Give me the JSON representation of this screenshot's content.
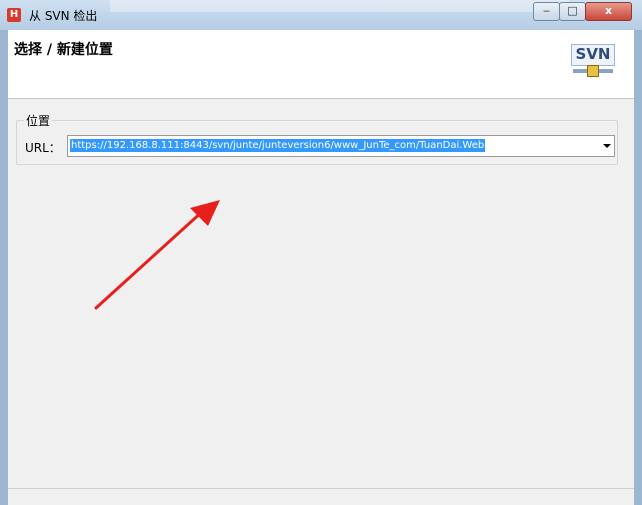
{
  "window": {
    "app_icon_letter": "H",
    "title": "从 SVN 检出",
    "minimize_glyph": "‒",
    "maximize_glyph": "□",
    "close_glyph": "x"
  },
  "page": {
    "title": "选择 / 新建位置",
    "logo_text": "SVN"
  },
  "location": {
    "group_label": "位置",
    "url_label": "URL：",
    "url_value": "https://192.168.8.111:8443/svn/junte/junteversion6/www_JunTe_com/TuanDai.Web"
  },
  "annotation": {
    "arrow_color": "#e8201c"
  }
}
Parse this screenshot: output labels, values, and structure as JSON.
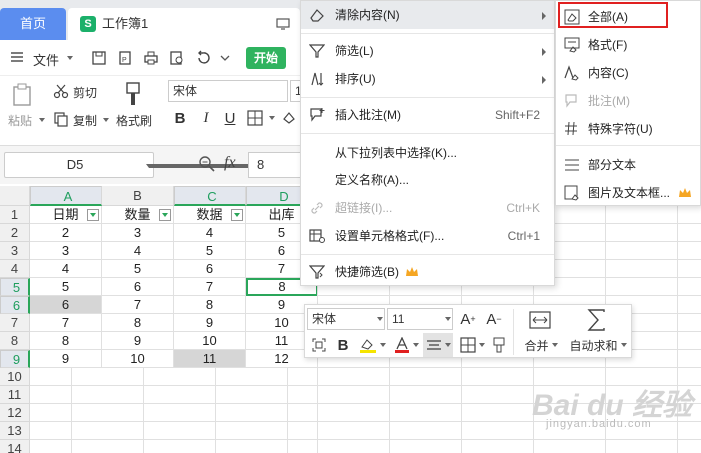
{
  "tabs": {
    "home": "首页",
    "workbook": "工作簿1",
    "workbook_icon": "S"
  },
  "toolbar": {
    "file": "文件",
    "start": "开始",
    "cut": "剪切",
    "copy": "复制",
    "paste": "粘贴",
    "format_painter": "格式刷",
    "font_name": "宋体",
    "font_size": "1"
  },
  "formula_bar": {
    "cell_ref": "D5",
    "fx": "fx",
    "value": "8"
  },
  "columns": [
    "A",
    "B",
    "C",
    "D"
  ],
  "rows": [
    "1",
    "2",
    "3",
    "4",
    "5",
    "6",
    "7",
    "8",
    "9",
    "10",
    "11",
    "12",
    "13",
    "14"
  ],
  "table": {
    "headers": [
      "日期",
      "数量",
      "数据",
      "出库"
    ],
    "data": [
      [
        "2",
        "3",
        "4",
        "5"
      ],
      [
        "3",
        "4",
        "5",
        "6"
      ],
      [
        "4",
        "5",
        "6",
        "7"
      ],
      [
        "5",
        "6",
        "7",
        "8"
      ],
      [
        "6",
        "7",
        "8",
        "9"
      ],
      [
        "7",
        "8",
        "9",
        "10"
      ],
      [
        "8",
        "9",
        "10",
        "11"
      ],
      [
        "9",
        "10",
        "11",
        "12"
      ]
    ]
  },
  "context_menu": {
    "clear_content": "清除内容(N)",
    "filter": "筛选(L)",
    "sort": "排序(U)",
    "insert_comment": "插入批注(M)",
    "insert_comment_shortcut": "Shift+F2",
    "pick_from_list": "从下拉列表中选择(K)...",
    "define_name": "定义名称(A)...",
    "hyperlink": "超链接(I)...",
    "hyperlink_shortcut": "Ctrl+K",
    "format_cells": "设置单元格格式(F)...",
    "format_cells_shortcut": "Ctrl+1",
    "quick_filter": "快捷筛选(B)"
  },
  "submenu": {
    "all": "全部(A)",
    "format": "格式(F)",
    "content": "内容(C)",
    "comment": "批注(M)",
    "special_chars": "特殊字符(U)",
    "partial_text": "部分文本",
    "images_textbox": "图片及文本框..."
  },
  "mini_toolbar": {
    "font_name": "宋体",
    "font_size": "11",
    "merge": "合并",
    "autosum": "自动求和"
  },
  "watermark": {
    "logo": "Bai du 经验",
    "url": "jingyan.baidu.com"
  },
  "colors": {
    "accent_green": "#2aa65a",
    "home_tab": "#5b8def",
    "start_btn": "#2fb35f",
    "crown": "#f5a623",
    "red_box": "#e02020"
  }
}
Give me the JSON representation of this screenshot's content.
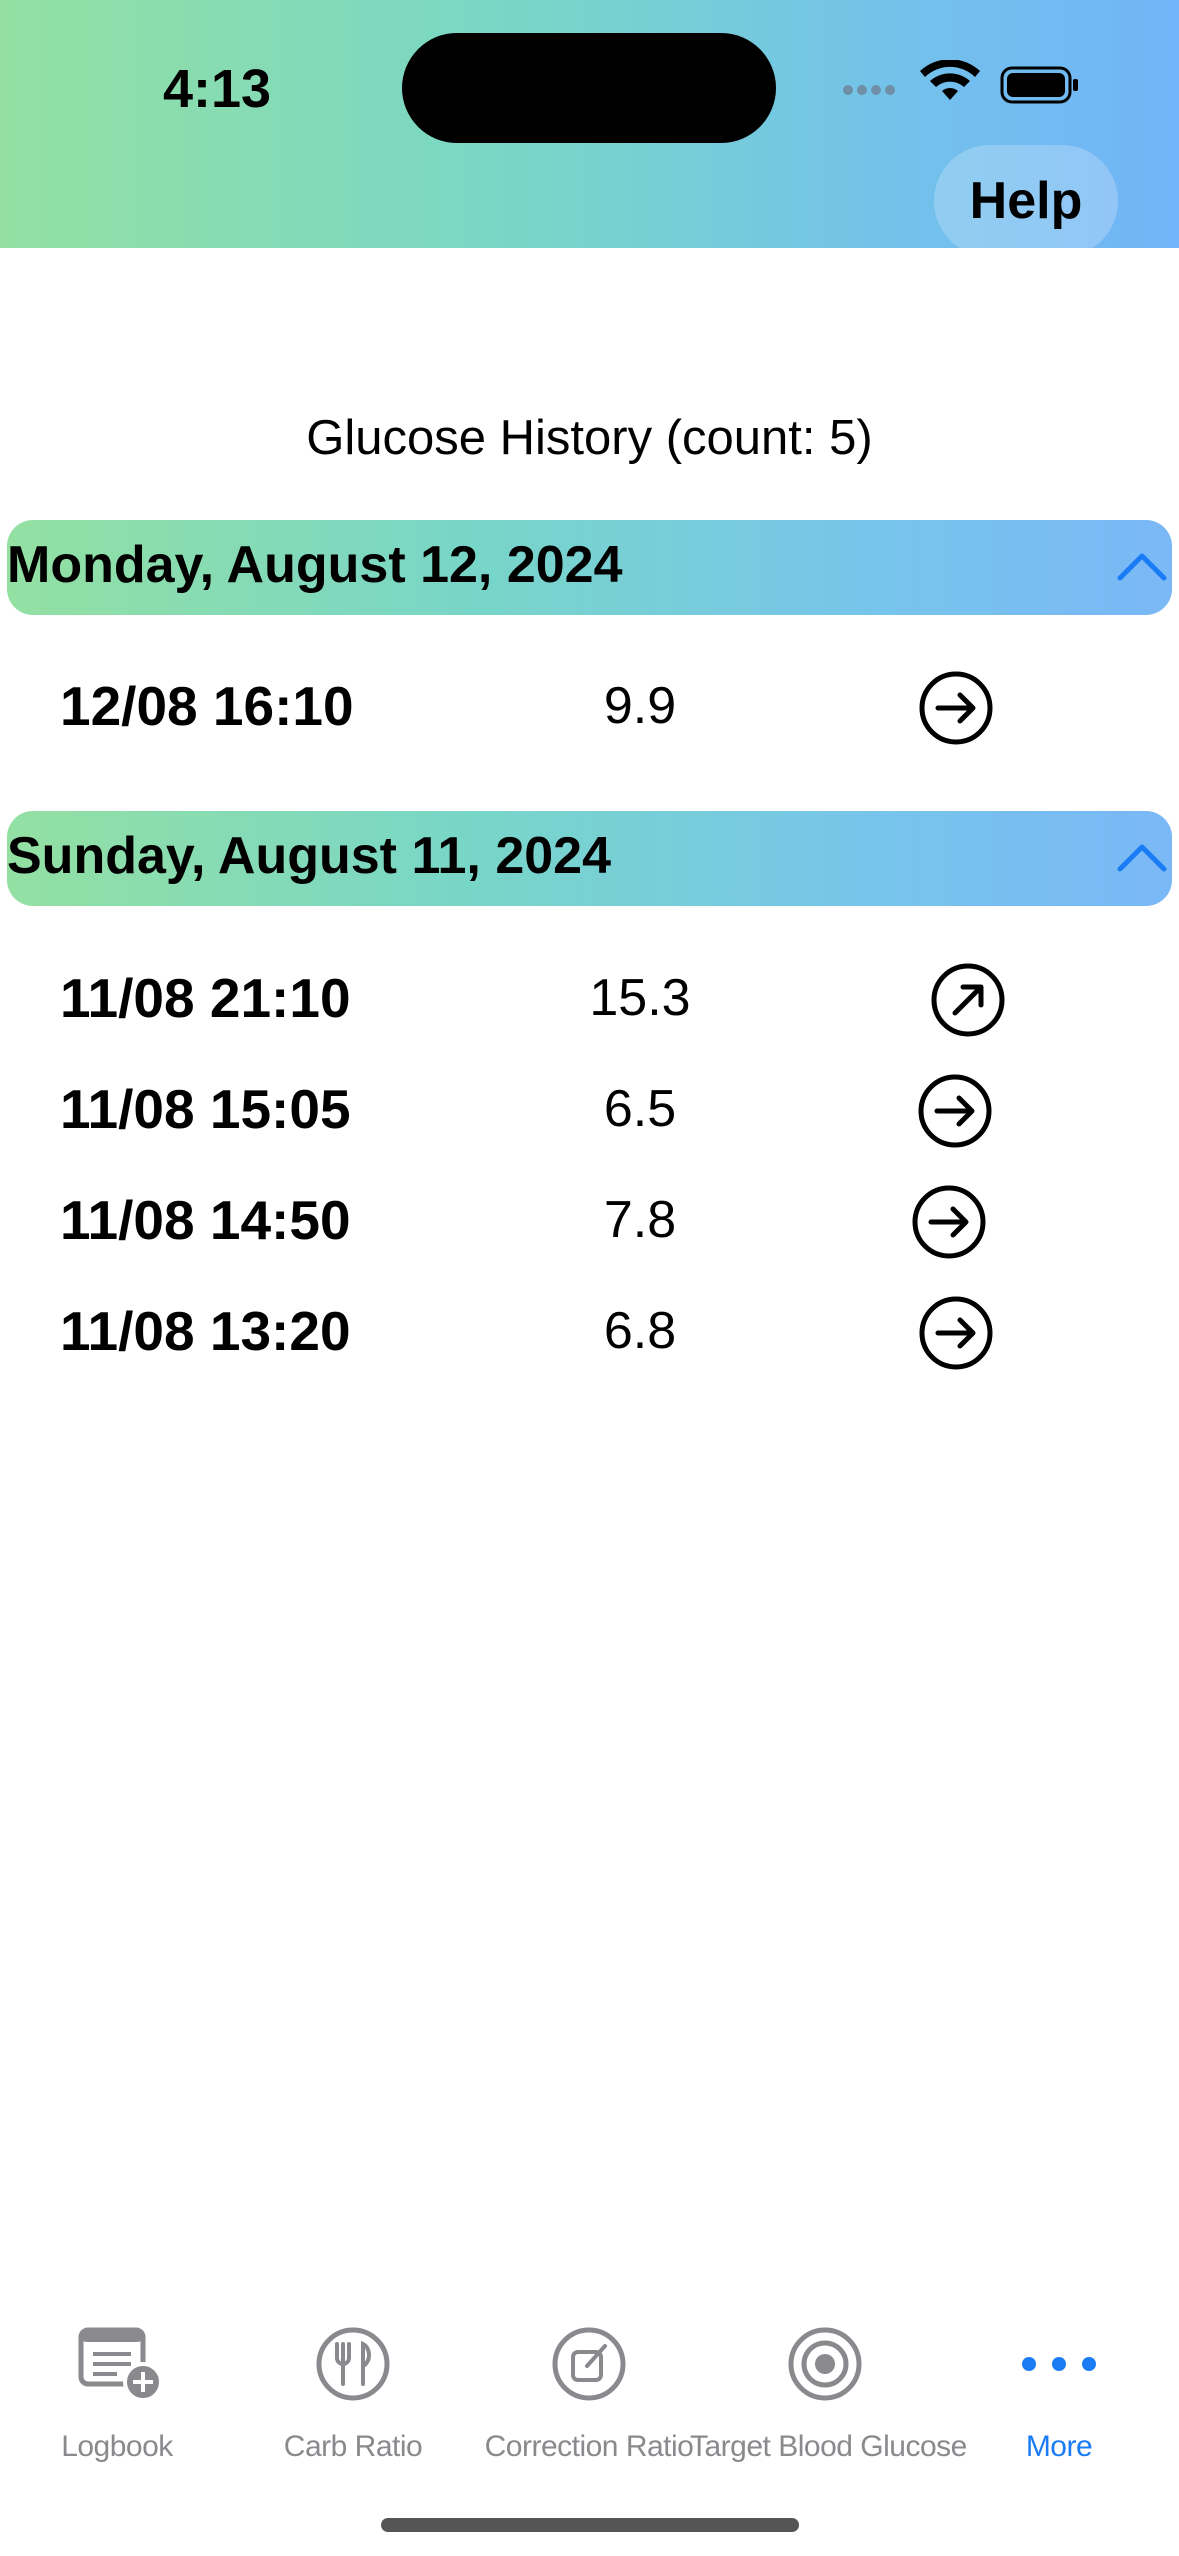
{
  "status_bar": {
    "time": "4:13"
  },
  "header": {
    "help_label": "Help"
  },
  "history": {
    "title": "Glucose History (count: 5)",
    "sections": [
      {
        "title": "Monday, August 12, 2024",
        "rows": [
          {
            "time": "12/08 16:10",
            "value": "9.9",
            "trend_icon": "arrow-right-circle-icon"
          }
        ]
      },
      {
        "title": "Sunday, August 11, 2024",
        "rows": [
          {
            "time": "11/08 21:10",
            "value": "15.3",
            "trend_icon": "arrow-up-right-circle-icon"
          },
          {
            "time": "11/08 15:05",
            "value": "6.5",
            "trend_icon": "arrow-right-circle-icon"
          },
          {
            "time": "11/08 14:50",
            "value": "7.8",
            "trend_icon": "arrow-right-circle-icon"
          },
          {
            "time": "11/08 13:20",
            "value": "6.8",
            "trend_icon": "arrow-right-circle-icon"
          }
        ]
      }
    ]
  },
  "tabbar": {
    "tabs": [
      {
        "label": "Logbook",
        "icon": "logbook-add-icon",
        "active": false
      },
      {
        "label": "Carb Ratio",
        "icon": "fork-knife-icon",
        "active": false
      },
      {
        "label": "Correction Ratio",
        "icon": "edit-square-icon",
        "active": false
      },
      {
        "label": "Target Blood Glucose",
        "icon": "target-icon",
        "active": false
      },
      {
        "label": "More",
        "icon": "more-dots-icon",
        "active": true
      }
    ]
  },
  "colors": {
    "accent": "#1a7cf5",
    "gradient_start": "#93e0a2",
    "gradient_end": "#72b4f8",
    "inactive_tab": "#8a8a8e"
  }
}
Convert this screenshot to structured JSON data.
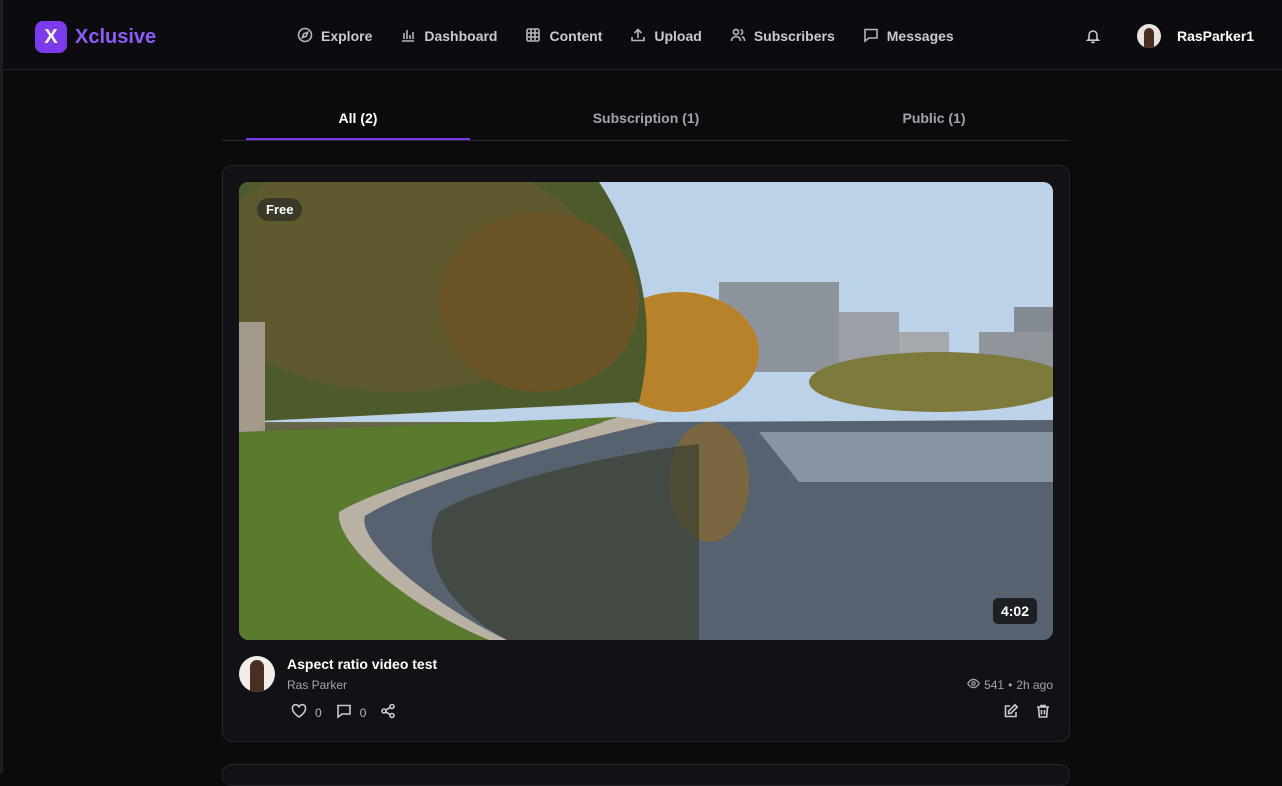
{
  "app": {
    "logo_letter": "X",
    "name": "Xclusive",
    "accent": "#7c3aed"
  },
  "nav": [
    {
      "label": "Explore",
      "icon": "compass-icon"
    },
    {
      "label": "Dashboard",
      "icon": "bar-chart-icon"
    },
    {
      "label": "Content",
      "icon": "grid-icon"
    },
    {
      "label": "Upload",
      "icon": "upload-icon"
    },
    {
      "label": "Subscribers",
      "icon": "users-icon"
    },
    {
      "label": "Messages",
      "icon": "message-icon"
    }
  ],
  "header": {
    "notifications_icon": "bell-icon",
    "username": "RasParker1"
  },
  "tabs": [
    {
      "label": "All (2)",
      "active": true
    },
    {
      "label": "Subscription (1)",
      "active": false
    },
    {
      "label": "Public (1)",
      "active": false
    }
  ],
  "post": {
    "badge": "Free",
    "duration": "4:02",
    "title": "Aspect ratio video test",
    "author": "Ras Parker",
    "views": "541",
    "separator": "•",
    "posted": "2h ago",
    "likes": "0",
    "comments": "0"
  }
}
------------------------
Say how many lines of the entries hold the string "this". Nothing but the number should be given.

4